On Sunday 15th August George Thomas will depart Auckland Airport, bound for Poznan, Poland. He will be traveling 34 hours (67 hour round trip!) via Los Angeles, Frankfurt and Bangkok to represent New Zealand in the ICF Canoe Sprint World Championships www.kayak2010.com. George will be taking part in the V1 Para-canoeing event. The first time this event has been included into the Canoe world championships.

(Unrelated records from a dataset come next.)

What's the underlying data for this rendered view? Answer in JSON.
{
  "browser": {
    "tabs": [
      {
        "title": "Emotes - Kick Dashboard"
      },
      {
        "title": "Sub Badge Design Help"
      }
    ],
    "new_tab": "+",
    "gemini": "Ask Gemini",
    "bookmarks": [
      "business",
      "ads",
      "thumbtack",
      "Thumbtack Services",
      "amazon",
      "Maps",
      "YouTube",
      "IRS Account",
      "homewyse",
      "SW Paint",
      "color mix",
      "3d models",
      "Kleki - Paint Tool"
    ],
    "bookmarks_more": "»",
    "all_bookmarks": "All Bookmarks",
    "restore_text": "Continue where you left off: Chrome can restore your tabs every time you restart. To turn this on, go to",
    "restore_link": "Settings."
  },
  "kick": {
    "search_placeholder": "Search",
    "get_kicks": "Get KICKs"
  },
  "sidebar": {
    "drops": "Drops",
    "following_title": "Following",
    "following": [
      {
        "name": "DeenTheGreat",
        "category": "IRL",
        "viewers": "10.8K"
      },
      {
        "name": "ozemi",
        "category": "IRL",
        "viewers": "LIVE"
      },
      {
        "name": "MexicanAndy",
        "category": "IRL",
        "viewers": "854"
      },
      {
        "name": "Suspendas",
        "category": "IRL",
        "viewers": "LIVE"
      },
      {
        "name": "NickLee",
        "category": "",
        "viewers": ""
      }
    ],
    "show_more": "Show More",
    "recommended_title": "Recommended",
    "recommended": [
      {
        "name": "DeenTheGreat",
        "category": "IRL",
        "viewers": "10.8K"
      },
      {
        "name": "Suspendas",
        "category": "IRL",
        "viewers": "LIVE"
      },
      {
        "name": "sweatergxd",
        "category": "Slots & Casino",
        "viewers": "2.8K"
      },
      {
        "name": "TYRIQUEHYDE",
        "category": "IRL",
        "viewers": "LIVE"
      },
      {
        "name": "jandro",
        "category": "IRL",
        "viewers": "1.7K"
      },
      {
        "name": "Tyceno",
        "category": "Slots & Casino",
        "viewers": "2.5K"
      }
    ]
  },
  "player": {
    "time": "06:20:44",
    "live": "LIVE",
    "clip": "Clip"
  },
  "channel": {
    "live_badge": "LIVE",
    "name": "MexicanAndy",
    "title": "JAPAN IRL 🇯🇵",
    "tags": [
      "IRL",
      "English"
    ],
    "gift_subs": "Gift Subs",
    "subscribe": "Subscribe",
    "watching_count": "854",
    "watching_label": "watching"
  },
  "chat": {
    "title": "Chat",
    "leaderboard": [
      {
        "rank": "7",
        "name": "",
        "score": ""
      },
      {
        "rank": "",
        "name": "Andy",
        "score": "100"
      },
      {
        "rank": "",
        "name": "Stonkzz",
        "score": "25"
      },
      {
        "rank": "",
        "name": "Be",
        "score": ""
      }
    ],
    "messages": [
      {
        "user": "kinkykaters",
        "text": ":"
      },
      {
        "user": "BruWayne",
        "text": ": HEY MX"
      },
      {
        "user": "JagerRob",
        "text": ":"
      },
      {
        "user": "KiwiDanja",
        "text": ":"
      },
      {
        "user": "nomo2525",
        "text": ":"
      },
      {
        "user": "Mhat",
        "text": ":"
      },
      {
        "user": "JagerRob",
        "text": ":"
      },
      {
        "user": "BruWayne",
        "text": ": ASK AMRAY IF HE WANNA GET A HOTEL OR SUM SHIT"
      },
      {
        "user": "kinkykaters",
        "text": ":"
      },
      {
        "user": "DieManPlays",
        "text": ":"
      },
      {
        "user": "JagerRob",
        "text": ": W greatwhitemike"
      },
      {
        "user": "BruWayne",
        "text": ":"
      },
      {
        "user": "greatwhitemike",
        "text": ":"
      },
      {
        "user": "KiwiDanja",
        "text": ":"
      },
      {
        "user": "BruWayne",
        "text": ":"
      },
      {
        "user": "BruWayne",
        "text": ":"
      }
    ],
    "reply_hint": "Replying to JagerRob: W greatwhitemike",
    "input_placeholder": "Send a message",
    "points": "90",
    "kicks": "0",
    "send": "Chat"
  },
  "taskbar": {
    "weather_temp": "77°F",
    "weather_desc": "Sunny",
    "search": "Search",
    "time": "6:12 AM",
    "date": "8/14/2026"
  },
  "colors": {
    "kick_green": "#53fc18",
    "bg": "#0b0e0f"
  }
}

In 2005, 2 days before the Waka Ama Sprint Nationals, George was on his way home from training when his car was hit by a drunk driver. George was lucky to escape the accident alive and his permanent injuries have been debilitating. As a result of the accident his legs were broken in over 200 places, his ankles had to be permanently fused, his pelvis plated and screwed and his legs have $25,000 worth of metal holding them together. He went through much pain but never gave up the sport of Waka Ama that he loves and is deeply passionate about.
In March 2006, (only a year after his accident) George won the first Adaptive (Para) V1 500m race at the International Va’a Federation World Sprint Championships, held here in New Zealand (Lake Karapiro) and then defended that title 2 years later in Sacramento.
Earlier this year George competed at the IVF World Championships in the Para (adaptive) V1 500m event and again won the gold medal.
George is also an accomplished coach and has coached many junior teams from Rotorua and surrounding regions to National Secondary School title championships, National club championships and gold medals at World Sprint Championships.
All of George’s family are heavily involved in Waka Ama, his son (Tyrin) is the National open mens’ champion and his daughter (Dale) recently competed in Tahiti against some of the best paddlers Tahiti has to offer.
Over the past 2 years the International Va’a Federation and the International Canoe Federation have been working closely together to try to include V1 into the Para-canoe programme. The V1 (‘V’ short for Va’a – the Tahitian term for single person Waka Ama or Outrigger canoe) is a Polynesian watercraft that is 1000’s of years old. It has an ama or outrigger attached to the left hand side of the hull , making the vessel very stable and the ideal craft for adaptive or Paralympic paddlers.
There are many countries who now compete in Waka Ama on the world stage and Paralympic numbers are growing too, Italy, Hawaii, England, Canada, California, Australia all have sent paddlers to compete in Para (adaptive ) races since 2004.
Nga Kaihoe o Aotearoa fully support George in his journey. We would love to be able to send someone with him on this epic trip from Rotorua to Poland however the cost (around $5000) prevents us from being able to send anyone with him this time.
The New Zealand Canoe Federation and the International Canoe Federation have been very supportive and the NZ Waka Ama community are appreciative of the efforts they have gone to, to assist George to get to Poland.